PROBLEM TO WORK ON: If a line in the entries below includes "content", pick it out and copy it.

━━━━━━━━━━

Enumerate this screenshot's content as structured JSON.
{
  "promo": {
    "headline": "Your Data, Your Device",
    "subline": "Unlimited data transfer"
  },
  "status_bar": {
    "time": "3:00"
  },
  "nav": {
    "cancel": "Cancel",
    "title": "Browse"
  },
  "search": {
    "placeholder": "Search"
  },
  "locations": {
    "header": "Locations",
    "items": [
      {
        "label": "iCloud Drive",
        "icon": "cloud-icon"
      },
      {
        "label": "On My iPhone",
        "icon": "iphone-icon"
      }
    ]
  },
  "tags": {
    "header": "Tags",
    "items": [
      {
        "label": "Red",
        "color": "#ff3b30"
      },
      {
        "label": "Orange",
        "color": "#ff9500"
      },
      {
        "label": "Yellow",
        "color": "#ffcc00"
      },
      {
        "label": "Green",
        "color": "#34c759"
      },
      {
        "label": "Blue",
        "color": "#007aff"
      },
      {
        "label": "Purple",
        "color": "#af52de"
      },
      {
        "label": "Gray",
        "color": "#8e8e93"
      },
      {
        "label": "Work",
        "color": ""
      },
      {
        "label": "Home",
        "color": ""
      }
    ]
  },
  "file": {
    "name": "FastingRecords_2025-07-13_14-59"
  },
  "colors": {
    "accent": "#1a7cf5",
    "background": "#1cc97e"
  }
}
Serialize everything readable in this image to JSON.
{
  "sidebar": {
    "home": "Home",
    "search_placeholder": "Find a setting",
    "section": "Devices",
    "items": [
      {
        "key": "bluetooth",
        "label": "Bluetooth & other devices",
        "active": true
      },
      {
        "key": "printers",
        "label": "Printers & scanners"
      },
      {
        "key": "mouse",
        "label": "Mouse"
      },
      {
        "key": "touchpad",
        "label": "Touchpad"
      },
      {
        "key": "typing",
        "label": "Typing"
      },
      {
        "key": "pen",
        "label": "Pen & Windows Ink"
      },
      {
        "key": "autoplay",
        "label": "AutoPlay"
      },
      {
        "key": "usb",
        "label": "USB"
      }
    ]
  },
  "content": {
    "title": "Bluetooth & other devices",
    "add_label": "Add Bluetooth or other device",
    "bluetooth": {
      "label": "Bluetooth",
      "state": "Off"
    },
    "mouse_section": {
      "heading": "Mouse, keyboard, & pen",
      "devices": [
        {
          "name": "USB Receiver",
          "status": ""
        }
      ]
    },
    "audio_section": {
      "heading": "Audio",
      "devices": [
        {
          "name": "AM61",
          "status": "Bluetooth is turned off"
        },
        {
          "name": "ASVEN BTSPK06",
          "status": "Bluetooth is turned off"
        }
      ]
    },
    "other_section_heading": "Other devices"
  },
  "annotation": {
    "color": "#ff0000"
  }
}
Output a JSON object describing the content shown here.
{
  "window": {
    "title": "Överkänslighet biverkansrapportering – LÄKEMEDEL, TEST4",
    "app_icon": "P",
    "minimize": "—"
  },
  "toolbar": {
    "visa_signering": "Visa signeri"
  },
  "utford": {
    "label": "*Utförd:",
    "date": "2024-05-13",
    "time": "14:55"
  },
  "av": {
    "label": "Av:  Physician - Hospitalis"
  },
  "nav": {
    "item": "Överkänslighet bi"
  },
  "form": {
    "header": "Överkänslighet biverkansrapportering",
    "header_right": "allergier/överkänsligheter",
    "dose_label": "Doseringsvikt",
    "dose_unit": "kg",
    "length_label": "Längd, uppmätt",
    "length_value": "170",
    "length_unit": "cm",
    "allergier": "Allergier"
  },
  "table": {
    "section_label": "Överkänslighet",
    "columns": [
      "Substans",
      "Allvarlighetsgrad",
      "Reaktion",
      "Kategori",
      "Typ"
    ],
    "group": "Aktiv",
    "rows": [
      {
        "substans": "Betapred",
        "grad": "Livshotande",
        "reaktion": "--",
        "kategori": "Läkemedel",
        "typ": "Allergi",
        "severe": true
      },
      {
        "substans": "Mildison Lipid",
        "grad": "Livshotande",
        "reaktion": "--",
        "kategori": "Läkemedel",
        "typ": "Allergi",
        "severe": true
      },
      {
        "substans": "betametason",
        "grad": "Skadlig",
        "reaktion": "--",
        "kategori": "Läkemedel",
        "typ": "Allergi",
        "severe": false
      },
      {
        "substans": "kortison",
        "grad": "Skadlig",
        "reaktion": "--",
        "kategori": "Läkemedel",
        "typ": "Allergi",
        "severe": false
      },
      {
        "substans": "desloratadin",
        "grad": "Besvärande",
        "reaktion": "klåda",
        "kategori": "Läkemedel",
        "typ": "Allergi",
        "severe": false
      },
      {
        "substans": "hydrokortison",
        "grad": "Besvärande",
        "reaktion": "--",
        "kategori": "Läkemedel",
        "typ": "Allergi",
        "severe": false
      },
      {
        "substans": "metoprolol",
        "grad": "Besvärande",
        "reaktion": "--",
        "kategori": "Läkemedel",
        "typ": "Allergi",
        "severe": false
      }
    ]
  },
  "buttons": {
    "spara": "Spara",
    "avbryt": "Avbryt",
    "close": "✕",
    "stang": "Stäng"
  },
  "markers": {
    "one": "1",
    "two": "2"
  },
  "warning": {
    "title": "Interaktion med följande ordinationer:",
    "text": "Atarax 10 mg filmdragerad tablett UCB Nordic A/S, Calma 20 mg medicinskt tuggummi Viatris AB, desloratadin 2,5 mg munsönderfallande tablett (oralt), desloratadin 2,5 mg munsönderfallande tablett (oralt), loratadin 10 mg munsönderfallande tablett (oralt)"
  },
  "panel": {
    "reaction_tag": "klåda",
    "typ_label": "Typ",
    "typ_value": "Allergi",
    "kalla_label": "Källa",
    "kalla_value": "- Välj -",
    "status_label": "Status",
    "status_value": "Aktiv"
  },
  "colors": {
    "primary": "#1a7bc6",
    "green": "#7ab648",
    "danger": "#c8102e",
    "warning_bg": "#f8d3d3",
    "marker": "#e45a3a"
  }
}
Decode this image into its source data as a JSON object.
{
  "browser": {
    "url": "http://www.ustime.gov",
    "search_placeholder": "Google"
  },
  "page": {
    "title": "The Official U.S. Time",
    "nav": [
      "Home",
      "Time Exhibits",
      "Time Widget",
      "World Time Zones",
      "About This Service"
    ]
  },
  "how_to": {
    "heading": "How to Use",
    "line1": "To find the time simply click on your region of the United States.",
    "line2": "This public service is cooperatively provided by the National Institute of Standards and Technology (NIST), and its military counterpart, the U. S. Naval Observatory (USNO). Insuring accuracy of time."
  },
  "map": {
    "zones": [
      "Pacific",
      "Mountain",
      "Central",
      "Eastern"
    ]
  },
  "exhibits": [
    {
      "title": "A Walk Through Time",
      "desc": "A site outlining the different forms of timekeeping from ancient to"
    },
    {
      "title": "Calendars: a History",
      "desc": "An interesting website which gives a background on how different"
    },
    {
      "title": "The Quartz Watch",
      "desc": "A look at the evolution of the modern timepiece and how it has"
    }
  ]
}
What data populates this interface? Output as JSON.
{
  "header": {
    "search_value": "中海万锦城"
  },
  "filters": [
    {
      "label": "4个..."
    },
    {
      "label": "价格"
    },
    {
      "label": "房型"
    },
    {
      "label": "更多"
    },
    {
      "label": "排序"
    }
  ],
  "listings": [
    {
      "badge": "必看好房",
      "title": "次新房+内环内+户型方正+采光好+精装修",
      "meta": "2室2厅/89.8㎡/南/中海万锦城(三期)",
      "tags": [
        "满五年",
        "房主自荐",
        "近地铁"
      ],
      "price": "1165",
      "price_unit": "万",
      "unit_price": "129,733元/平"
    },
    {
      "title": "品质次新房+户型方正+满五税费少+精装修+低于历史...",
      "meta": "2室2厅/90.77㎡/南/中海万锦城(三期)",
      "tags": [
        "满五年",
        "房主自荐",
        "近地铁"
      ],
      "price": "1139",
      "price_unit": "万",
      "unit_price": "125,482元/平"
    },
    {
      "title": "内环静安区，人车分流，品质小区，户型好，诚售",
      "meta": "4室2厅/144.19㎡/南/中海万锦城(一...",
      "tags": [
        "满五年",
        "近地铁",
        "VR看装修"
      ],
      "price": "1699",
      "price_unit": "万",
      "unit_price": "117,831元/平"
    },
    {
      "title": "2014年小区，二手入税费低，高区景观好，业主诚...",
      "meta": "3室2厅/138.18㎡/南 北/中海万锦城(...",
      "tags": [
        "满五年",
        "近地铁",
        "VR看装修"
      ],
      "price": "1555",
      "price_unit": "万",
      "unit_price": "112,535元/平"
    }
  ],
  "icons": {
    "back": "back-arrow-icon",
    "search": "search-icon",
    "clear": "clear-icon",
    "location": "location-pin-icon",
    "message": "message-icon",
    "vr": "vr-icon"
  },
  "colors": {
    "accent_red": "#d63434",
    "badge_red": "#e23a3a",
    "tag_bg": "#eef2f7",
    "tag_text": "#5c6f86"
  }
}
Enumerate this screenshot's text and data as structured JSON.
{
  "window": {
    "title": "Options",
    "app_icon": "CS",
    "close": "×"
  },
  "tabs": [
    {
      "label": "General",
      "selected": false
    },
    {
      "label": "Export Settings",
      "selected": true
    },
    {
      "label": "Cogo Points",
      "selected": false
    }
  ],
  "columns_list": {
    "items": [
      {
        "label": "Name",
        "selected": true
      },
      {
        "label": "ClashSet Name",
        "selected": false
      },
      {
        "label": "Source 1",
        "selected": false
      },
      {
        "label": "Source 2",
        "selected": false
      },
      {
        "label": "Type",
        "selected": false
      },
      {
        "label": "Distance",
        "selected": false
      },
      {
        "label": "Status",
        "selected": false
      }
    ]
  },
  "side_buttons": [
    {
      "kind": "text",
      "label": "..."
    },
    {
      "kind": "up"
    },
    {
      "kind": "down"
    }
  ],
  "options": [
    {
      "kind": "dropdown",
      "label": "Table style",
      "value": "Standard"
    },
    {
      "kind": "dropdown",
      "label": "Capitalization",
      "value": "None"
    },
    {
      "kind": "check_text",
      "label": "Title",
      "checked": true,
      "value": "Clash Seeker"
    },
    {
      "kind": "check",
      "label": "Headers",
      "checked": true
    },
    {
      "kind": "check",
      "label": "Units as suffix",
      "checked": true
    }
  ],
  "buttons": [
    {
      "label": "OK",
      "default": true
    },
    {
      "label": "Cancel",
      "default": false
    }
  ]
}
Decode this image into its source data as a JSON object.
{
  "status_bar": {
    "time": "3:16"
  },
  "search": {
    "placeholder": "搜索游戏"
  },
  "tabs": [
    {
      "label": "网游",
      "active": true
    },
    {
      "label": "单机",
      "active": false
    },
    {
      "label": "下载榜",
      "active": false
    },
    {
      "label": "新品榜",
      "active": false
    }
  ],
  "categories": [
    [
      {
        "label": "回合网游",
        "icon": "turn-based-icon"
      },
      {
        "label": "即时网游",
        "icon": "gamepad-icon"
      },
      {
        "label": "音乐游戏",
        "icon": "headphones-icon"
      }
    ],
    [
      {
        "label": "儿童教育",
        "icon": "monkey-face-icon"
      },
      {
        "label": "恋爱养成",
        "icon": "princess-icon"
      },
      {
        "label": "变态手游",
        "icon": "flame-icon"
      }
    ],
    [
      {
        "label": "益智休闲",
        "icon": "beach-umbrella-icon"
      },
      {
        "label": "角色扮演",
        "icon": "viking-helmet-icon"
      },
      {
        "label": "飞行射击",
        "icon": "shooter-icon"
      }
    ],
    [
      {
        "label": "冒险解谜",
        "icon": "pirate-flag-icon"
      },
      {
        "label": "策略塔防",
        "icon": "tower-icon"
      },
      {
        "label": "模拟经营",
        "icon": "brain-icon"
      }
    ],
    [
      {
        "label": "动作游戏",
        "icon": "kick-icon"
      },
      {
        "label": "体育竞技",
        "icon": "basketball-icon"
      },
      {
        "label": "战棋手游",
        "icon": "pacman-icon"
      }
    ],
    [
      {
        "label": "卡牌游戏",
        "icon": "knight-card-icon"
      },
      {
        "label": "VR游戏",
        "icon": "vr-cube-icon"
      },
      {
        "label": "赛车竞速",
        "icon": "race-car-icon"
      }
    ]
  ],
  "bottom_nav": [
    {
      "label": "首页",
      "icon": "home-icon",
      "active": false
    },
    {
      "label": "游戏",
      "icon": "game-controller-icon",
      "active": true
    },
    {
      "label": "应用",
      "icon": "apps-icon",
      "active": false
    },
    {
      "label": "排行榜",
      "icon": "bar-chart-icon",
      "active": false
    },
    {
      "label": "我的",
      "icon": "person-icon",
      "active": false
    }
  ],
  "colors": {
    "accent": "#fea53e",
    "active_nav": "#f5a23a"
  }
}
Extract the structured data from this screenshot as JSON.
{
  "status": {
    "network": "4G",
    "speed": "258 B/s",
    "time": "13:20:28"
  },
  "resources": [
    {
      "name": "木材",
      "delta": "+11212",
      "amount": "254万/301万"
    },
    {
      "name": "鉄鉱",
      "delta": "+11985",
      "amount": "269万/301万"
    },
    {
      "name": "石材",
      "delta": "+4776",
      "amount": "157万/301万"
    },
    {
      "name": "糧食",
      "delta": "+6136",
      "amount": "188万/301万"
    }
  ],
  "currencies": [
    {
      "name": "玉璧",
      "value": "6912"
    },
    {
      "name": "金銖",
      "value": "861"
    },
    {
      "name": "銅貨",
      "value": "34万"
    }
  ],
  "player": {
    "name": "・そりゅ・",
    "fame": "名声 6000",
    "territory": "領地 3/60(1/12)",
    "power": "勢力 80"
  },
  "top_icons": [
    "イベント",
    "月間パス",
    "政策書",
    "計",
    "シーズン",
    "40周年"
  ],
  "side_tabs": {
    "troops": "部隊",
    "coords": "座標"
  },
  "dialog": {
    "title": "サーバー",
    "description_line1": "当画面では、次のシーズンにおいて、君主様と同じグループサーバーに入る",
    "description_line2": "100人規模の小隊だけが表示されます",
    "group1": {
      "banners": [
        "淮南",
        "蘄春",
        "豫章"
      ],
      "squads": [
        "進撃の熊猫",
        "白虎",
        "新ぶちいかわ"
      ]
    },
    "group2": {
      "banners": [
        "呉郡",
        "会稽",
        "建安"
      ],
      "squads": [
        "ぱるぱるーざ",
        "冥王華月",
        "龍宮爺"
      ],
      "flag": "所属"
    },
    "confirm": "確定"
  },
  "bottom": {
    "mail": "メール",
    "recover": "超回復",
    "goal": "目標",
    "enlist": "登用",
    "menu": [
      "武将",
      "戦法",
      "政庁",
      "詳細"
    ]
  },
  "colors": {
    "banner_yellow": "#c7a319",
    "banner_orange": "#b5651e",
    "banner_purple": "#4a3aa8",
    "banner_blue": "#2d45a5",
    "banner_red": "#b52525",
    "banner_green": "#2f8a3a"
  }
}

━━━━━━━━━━

ANSWER:
Enumerate this screenshot's content as structured JSON.
  "content": {
Output a JSON object describing the content shown here.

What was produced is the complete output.